The 50 Book Challenge #4 -Cover Issues
In my previous blog, I mentioned the adage “never judge a book by its cover.” This phrase has become the mantra of diamond-in-the-rough heroines and princes disguised as frogs alike. Obviously the saying springs from the idea that you will never know the contents of a book unless you crack the cover. But just how well does it hold up when referring to actual books?
Recently, Penguin Classics commissioned renowned artist, Ruben Toledo to create a line of covers for several classic novels. Each cover contained Toledo’s stylistic fingerprint, but still managed to perfectly capture the tone of each novel. His “Dracula” embraces the horror of the story. His “Pride and Prejudice,” on the other hand, had a playful formality to it. They were created years after both authors penned their last lines, yet even without the writers’ watchful eyes, he did not dilute the work. His covers shows the very spirit of intentionality.
Covers are first impressions. Very much like a person waking in the morning and deciding what to wear. Do they throw on that Metallica concert shirt or a white summer dress? This choice instantly tells us something about a person. Does it tell us everything we need to know? Of course not, but it is intentional. Just like Toledo’s book covers.
Walk into a bookstore and look down the rows. Have you ever noticed how the romance section has a generally lighter hue than the true crime shelves?
This is because book covers are tools. They don’t tell the whole story, but they do give us clues as to what is inside. When I picked up Dan Wells’ “I’m Not a Serial Killer,” I didn’t need to read the title to have an idea of what I was in for from a novel made to look like a torn notebook with blood splatters on it.
Yet, just as a dress code may obscure the personality, publishers sometimes muck up the issue. Who hasn’t picked up a book with a cover that made it look something totally different than it was? Take the latest trend of “Twilightifying” classics that HarperCollins launched. The covers of “Jane Eyre,” “Wuthering Heights” and “Romeo and Juliet,” each now bear the famous black background and flower picture with only slight
variations from the Stephanie Meyer books. One copy of “Wuthering Heights” went so far as to have a blurb proclaiming it “Edward and Bella’s favorite book.” Is this a clever way to create associations in the eager young minds of readers that will inspire a new love of the classics? Possibly, but was it worth making all of us literary nerds twitch? I ask you.
So, maybe there are situations where we should judge the cover, instead of the book by it. But does this mean we really should abide by the old phrase and never judge any book by its wardrobe, so to speak?
I remember a conversation I had years ago with a guy about Meg Cabot’s “Avalon High.” The novel was a fascinating—if flippant—romp into Arthurian legend, and by far the most gender neutral of her novels. I recommended it to my friend with the high praise of an overly-eager teenager, but he refused because of the cover alone. I remember him being horrified of the idea of touching any novel that was pink. The problem was solved with a quick search to find a version of the book that was put out in gold. This he would read.
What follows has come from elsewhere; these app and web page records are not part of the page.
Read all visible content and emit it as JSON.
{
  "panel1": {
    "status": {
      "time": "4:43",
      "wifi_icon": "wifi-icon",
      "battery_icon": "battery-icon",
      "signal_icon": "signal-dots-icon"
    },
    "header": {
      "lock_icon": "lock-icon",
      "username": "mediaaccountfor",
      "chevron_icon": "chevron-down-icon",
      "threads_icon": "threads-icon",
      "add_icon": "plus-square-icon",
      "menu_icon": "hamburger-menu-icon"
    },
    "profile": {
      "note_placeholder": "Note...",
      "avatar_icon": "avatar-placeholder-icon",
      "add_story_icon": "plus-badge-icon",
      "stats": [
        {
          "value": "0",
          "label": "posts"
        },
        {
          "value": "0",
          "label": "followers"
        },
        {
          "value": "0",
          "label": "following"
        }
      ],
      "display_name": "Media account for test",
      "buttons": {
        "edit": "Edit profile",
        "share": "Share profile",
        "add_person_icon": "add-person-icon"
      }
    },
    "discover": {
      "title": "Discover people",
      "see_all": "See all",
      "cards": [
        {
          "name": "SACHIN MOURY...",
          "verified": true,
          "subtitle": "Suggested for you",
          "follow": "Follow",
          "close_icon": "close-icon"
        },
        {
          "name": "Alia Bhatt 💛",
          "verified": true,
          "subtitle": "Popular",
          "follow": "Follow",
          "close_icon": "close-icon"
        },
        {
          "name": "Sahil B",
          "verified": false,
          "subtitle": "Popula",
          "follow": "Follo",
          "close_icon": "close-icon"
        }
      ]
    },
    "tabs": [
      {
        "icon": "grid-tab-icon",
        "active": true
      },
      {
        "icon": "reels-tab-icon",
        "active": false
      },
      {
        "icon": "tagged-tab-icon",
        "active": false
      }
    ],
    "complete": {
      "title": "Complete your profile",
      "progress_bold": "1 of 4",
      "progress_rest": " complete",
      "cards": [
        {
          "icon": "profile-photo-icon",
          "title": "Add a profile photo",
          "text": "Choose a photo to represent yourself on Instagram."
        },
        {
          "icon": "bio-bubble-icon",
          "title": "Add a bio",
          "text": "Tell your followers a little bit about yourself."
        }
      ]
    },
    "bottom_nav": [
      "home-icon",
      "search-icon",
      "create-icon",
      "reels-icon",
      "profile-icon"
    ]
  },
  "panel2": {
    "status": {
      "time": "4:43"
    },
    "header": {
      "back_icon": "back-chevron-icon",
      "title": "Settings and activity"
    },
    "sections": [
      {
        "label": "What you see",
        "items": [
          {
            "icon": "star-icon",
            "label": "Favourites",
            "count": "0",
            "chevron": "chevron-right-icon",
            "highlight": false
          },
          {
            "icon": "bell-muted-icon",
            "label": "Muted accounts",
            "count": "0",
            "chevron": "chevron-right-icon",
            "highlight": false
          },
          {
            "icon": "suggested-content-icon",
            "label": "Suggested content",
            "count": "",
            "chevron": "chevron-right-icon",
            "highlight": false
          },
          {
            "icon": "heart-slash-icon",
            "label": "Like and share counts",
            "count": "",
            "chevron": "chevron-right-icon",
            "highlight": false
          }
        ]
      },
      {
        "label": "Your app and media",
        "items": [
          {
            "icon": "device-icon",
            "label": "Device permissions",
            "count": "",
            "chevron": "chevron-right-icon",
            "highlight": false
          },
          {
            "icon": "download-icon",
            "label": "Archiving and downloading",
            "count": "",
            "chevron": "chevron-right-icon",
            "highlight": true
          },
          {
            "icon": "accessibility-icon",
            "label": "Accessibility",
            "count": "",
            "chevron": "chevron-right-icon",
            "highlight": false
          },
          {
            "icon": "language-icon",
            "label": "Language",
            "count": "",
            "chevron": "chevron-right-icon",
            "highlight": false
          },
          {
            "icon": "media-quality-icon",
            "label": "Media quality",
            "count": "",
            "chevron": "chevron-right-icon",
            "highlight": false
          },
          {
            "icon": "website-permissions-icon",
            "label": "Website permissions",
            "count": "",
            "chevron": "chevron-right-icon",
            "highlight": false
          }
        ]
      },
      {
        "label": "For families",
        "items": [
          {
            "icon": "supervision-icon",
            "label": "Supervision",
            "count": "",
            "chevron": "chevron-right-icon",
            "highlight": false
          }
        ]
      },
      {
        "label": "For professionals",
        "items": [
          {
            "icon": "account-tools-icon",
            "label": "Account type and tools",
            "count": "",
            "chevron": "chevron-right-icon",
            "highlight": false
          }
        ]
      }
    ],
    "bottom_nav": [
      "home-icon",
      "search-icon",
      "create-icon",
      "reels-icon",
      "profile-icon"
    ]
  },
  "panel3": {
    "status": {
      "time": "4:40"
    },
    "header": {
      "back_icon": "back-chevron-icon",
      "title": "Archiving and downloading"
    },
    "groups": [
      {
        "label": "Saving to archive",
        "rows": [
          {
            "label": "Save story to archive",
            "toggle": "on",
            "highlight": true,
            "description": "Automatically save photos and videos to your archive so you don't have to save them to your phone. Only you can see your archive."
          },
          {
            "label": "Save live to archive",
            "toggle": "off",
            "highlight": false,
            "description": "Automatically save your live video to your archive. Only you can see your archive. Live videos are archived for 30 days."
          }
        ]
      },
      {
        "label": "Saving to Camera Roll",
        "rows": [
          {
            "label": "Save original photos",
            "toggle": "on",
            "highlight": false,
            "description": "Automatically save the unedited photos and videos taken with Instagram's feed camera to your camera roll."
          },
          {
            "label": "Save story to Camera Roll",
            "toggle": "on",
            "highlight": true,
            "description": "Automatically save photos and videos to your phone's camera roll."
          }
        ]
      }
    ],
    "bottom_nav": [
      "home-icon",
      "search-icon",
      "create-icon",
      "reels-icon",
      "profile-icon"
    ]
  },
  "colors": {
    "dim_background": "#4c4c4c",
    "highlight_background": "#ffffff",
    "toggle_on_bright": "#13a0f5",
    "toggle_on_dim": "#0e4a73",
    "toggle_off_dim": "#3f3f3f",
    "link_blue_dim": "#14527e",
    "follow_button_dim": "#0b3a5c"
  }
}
Now, before you judge my friend too harshly for his judging, take a minute here. When faced with bookshelves of new releases wrapping all the way around a relatively large Barnes and Nobles, who hasn’t resorted to picking up whatever looks good? Is that really a bad thing? There are entire TV shows teaching us “What Not to Wear” for this very reason. Because in a finite number of minutes on a planet quickly churning toward seven billion people, clothes are the first thing we really can know about a person. Covers are the first thing we have to make us want to flip the pages.
Yet a moment of caution for my readers, just because a cover does tell us about a book doesn’t mean it tells the story. What my friend failed to take into
account when he dismissed “Avalon High” as another chick lit summer read, was what does it actually mean to be a pink book? Does it necessarily signify that it will have no value to a man? I have read fantastic books sheathed in terrible covers, and been proven wrong when I made judgments based on clothes. Maybe it’s not the cover that is misleading us, maybe, just maybe, it’s our own preconceptions.
So, next time you are in a bookstore, don’t feel guilty if you pick up that book because the arrangement of gears on the front fascinates you, just remember to crack the cover, read the back—or that every telling first line—and find out if your instincts were right.
Have an example of a book covers that told you everything you needed to know? Or maybe one that led you wrong? Tweet #50bookblog
— Chris Ceary (@QuillChris) March 31, 2012